It is more difficult: To undo a nissen fundoplcation than to do it. After creating a nissen fundoplcation, it gets really scarred in place. To take it down puts the distal esophagus and gastric fundus at risk for injury. The only reason to consider taking one down is intolerable gastric bloating with inability to burp or vomit afterwards. And you have to consider why the fundoplcation was done in the first place. ...Read more
After a nissen fundoplication takedown, should the normal esophagal motility priorto. Surgery return?
Would think so: See: http://usmilitary. About. Com/od/joiningthemilitary/a/abdominal. HtmGet a more detailed answer ›
Varies: The fullness can be highly variable. How tight vs how lose the wrap was made, how much postoperative swelling is present and the length of the actual wrap can play a role. Generally, patients will reach a baseline 3-4 months after surgery when all the swelling is gone. If the wrap was made to tight, the patient may have long term problems with swallowing or excessive fullness. ...Read more
Yes!: This is the most common anti-reflux procedure, involving closure of the hiatal hernia and re-creating a new valve by wrapping a portion of the stomach around the esophagus. While very effective, this procedure is reserved for the rare patient who cannot manage their symptoms with lifestyle and dietary modifications supplemented by anti-acid medication. An incisionless option, tiff, is available 2. ...Read more
See a Surgeon: Basically, if you have documented reflux disease either by history or testing such as egd or ph probe test, then fundoplication can be considered. Medications can help with reflux, however if you are young or the risk of surgery is minimal, the fundoplication can keep you from needing to take medications for your lifetime. If medications don't work, then surgery can be considered. ...Read more
Has anyone had both a gallbladder removed and also undergone nissen fundoplication surgery? How is the recovery process?
My daughter is 14 months and had a Nissen fundoplication and a few days after surgery she was great but now she is cranky and unhappy. Ideas please?
Nausea: Can make a baby cranky after Nissen because she cannot vomit. Take her to her doctor to be sure there is nothing else wrong and if cleared ask to try an antinausea medication.

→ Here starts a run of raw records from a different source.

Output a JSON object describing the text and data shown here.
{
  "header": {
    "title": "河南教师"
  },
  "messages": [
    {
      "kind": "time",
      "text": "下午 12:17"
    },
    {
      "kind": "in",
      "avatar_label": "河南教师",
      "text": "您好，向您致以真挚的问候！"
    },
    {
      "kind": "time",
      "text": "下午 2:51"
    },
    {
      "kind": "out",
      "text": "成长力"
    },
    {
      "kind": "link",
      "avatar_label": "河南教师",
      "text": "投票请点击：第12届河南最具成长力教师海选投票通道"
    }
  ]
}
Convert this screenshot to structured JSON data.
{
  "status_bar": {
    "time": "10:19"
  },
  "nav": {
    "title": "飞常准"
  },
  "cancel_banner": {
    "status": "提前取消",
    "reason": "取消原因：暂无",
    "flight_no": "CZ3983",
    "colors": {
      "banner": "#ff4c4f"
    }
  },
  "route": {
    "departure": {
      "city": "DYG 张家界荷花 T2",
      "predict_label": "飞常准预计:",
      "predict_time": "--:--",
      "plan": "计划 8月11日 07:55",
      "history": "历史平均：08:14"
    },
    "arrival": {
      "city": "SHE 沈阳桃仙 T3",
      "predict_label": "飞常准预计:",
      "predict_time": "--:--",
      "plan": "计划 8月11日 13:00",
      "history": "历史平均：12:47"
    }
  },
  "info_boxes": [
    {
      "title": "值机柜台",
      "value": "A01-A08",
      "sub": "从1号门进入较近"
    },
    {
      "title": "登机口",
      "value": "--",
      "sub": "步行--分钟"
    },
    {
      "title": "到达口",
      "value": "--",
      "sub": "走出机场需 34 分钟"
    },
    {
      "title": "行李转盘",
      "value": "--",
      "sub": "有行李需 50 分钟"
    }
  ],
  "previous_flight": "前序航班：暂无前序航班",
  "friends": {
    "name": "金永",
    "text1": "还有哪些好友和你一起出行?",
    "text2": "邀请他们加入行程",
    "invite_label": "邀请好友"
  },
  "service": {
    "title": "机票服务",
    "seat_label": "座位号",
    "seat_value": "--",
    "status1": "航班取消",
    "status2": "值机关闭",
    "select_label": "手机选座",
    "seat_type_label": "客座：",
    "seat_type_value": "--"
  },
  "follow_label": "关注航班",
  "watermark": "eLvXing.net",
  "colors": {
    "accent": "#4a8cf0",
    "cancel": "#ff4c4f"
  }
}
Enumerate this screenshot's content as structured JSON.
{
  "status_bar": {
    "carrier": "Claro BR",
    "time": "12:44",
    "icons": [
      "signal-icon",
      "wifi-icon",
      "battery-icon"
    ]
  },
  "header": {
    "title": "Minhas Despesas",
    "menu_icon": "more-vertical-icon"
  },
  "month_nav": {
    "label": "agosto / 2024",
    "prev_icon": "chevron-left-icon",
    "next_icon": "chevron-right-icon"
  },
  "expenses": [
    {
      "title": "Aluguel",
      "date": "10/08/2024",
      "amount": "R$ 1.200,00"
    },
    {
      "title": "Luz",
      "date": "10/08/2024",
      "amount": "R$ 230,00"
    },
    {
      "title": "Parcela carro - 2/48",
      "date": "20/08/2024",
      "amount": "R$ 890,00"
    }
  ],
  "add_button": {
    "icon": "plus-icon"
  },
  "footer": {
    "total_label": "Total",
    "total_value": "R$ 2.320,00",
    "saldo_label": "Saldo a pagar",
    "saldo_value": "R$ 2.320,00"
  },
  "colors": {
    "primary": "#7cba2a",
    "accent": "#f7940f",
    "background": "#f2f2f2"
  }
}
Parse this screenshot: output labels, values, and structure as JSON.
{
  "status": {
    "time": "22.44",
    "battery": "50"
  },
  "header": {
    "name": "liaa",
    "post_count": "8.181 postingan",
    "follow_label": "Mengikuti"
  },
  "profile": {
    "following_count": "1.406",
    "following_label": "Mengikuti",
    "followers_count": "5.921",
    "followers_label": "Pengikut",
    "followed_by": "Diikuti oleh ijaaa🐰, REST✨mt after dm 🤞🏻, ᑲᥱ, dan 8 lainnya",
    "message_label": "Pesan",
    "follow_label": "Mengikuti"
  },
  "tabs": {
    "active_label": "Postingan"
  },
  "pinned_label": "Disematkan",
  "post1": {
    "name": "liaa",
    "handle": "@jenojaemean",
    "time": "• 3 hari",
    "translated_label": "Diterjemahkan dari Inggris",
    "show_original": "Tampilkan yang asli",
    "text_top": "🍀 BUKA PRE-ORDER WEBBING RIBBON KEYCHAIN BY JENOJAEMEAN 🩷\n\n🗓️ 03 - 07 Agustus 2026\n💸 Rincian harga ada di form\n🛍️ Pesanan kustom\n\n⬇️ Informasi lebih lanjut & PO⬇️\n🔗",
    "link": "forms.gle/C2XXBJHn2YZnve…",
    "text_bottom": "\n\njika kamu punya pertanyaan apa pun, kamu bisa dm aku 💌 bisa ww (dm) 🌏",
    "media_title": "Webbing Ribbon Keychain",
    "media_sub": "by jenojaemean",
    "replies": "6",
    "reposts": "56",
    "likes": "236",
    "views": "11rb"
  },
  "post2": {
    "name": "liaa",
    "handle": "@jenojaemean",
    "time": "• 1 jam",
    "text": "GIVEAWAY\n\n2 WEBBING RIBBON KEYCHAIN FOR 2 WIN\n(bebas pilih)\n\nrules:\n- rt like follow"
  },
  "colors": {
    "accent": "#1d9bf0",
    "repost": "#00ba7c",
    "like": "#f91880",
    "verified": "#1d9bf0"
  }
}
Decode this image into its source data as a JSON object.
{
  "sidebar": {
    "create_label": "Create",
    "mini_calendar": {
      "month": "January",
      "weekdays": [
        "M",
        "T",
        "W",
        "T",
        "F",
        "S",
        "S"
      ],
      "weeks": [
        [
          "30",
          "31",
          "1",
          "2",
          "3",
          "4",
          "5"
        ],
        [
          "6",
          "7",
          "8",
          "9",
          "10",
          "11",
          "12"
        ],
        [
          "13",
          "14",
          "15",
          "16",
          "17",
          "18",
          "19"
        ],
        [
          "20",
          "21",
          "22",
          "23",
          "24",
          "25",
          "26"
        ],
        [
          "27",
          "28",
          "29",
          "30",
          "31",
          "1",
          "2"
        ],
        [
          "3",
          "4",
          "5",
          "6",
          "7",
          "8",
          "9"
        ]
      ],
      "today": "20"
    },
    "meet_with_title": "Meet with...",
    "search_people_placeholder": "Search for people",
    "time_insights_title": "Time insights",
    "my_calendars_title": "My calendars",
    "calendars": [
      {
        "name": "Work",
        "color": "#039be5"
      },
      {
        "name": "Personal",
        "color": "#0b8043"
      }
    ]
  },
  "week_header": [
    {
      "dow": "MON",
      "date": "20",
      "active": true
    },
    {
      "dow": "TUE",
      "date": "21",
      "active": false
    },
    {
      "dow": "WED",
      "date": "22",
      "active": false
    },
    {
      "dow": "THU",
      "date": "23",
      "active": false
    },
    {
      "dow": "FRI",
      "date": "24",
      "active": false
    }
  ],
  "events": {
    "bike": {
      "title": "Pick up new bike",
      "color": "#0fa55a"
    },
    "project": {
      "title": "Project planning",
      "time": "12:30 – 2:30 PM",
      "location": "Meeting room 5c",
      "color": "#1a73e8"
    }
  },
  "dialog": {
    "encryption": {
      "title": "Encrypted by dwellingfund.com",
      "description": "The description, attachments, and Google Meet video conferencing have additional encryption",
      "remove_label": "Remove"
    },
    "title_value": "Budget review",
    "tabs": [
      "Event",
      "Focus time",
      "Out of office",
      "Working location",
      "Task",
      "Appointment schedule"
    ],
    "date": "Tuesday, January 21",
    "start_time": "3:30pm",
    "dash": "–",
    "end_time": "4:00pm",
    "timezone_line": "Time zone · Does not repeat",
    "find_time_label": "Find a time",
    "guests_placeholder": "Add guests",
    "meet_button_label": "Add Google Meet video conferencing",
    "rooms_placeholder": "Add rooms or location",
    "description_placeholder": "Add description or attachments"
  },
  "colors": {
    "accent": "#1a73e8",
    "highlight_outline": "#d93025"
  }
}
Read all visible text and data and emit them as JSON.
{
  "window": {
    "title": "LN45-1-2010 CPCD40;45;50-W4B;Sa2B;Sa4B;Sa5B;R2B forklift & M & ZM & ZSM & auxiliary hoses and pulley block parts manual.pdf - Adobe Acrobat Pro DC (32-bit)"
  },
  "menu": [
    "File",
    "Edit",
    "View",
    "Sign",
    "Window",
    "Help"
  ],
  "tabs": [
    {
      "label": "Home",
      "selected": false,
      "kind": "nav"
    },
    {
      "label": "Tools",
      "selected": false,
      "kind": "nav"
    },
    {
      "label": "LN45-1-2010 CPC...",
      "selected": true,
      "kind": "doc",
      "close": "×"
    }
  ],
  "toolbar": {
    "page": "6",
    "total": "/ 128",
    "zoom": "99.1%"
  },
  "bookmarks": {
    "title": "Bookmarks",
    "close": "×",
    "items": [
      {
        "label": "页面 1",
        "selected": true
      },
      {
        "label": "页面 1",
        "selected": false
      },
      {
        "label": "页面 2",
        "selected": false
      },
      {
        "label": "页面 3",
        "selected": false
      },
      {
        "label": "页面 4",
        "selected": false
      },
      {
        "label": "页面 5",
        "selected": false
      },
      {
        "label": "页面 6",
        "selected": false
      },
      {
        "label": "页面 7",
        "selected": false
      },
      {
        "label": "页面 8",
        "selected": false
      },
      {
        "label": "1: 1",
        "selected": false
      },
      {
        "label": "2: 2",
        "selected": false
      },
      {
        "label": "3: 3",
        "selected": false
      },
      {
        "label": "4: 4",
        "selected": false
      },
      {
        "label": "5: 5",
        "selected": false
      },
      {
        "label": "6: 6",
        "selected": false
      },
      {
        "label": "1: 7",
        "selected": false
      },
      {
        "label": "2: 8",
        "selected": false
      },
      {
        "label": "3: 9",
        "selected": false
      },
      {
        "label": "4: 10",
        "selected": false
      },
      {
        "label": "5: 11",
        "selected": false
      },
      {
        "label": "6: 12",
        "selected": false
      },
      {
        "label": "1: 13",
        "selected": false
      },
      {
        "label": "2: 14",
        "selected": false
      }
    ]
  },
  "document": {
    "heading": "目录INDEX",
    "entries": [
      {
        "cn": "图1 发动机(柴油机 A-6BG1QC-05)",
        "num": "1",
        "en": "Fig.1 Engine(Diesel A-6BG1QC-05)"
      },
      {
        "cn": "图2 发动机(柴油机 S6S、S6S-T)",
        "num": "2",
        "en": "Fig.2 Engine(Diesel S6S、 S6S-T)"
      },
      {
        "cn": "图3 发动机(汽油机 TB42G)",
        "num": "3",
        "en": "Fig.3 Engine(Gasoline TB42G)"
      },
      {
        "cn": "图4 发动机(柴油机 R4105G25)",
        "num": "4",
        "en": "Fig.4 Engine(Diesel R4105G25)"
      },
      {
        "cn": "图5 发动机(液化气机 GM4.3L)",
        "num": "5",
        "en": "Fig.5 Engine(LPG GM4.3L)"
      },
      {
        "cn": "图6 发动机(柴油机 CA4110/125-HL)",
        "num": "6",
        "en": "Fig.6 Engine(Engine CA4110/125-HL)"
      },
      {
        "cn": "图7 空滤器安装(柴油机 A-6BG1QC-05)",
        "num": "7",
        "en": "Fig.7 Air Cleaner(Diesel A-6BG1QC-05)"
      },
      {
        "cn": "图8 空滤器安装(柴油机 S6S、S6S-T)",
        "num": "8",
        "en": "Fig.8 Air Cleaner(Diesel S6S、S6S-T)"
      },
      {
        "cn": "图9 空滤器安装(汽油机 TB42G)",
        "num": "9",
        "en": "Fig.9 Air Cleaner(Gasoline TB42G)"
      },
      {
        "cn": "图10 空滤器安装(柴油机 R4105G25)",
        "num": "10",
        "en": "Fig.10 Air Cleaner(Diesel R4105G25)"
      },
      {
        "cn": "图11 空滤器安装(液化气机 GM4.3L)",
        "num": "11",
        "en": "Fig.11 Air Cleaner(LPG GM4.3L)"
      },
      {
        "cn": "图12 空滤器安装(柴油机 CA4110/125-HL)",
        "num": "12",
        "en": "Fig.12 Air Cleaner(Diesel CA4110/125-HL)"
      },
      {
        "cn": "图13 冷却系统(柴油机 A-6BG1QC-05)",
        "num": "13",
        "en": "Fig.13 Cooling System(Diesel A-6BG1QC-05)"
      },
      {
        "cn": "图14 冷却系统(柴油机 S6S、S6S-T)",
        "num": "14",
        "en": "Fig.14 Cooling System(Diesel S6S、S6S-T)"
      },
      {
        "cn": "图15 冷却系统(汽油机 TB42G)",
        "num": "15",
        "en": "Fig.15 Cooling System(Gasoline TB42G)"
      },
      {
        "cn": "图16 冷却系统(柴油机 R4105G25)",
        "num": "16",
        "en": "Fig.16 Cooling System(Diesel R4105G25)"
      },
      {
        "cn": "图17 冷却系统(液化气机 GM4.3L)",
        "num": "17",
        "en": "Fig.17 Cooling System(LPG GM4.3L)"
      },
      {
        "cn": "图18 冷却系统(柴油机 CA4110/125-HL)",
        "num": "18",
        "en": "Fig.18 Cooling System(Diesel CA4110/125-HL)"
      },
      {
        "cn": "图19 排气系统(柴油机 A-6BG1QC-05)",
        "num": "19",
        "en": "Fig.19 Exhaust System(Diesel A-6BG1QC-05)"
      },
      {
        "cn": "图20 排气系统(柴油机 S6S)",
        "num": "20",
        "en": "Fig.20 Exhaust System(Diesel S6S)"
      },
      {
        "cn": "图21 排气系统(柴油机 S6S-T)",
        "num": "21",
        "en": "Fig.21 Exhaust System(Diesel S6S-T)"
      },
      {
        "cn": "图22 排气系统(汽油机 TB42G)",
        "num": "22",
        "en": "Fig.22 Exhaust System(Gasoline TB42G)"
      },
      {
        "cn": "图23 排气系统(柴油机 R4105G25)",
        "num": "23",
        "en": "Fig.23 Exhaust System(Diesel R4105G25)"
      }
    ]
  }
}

Other possibilities include breakdown of the surgical procedure or a post operative complication so do not wait before seeing the doctor. ...Read more
Done for severe GER: All young infants have some gastroesophageal reflux; that's why they spit-up. At 4-6 months' age, the lower esophageal sphincter becomes more competent, and reflux usually subsides. If it continues and causes severe problems with the respiratory system (stopping breathing, recurrent pneumonia), poor nutrition, or direct esophageal complications (inflammation, stricture), surgery is considered. ...Read more
How long after my laparoscopic fundoplication should I expect to no longer need pain medication for my surgery pain?
How can I find out if my vagus nerve was damaged during a nissen fundoplication surgery which caused gastroparesis?
Tests are available.: For all surgical procedures there are risks and benefits. With nissen fundoplication and hiatal hernia repair, vagus nerve injury is a known risk. The risk for vagus nerve injury is due to the proximity of the nerve to the anatomy in which the procedures are performed. Okay to discuss with your surgeon and the GI doc on your team. There are tests to diagnose vagus nerve function. Good luck. ...Read more
I had the Nissen fundoplication surgery 6 days ago and have been suffering from phrenic nerve pain. Will it get better?
Why does nissen fundoplication reduce reflux symptoms, but not Barrett's or cancer risk? I'm getting mixed messages on benefits of surgery.
Surgery will help: This is a tough question and still being looked at. The data so far does show that antireflux surgery)does shows some regression of short amounts of Barrett's. It has also helped slow the progression of Barrett's to cancer. However it does not eliminate the need for continued surveillance. Consult your physician on that. If a hiatal hernia repaired it may also help with future Barrett tx. ...Read more